◆ WHAT TO DO:
For each line below that includes the word "Undetectable", make a copy.

◆ DATA:
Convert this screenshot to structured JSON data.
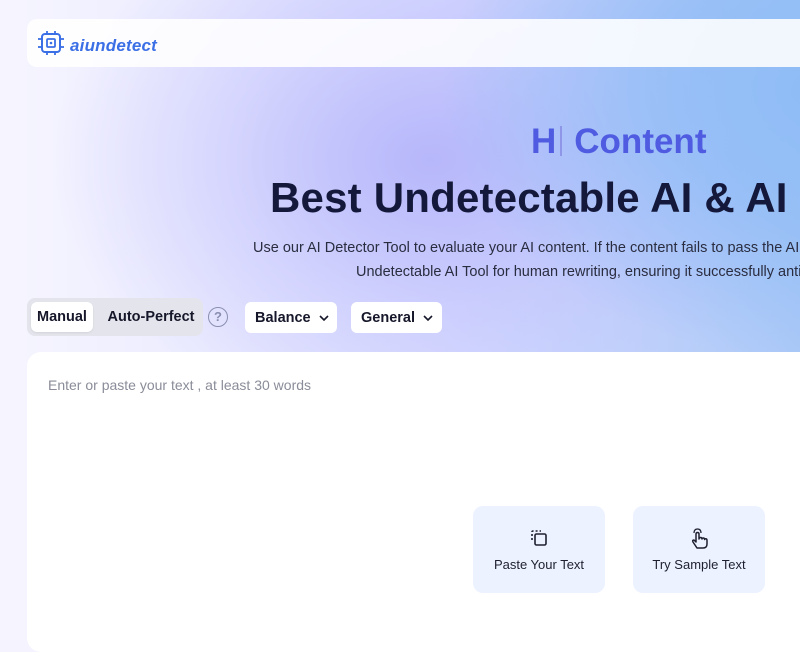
{
  "header": {
    "logo_text": "aiundetect",
    "logo_icon": "chip-icon"
  },
  "hero": {
    "typing_prefix": "H",
    "typing_word": "Content",
    "title": "Best Undetectable AI & AI",
    "subtitle_line1": "Use our AI Detector Tool to evaluate your AI content. If the content fails to pass the AI",
    "subtitle_line2": "Undetectable AI Tool for human rewriting, ensuring it successfully anti"
  },
  "controls": {
    "modes": [
      "Manual",
      "Auto-Perfect"
    ],
    "selected_mode": "Manual",
    "help_icon": "question-circle-icon",
    "help_glyph": "?",
    "strength_dropdown": "Balance",
    "purpose_dropdown": "General"
  },
  "editor": {
    "placeholder": "Enter or paste your text , at least 30 words",
    "paste_button": {
      "label": "Paste Your Text",
      "icon": "paste-icon"
    },
    "sample_button": {
      "label": "Try Sample Text",
      "icon": "hand-pointer-icon"
    }
  },
  "colors": {
    "accent": "#3b6fe6",
    "hero_word": "#4f5be0",
    "title": "#14183a"
  }
}
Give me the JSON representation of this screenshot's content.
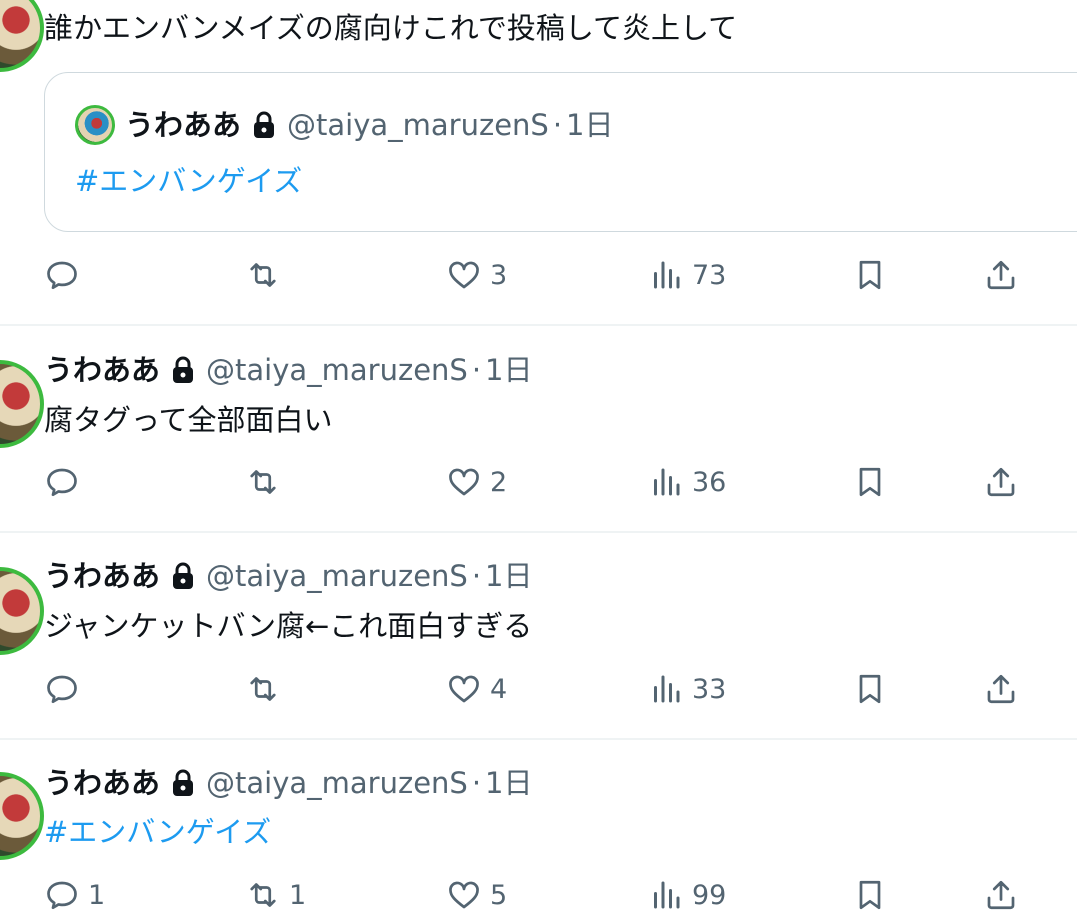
{
  "colors": {
    "text": "#0f1419",
    "secondary": "#536471",
    "hashtag": "#1d9bf0",
    "avatar_ring": "#3dba3f",
    "divider": "#eff3f4"
  },
  "post0": {
    "text": "誰かエンバンメイズの腐向けこれで投稿して炎上して",
    "quote": {
      "display_name": "うわああ",
      "handle": "@taiya_maruzenS",
      "sep": "·",
      "time": "1日",
      "text": "#エンバンゲイズ"
    },
    "reply_count": "",
    "retweet_count": "",
    "like_count": "3",
    "view_count": "73"
  },
  "post1": {
    "display_name": "うわああ",
    "handle": "@taiya_maruzenS",
    "sep": "·",
    "time": "1日",
    "text": "腐タグって全部面白い",
    "reply_count": "",
    "retweet_count": "",
    "like_count": "2",
    "view_count": "36"
  },
  "post2": {
    "display_name": "うわああ",
    "handle": "@taiya_maruzenS",
    "sep": "·",
    "time": "1日",
    "text": "ジャンケットバン腐←これ面白すぎる",
    "reply_count": "",
    "retweet_count": "",
    "like_count": "4",
    "view_count": "33"
  },
  "post3": {
    "display_name": "うわああ",
    "handle": "@taiya_maruzenS",
    "sep": "·",
    "time": "1日",
    "text": "#エンバンゲイズ",
    "reply_count": "1",
    "retweet_count": "1",
    "like_count": "5",
    "view_count": "99"
  },
  "icons": [
    "reply-icon",
    "retweet-icon",
    "like-icon",
    "views-icon",
    "bookmark-icon",
    "share-icon",
    "lock-icon"
  ]
}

◆ WRITTEN RESPONSE:
    "title": "Best Undetectable AI & AI",
    "subtitle_line2": "Undetectable AI Tool for human rewriting, ensuring it successfully anti"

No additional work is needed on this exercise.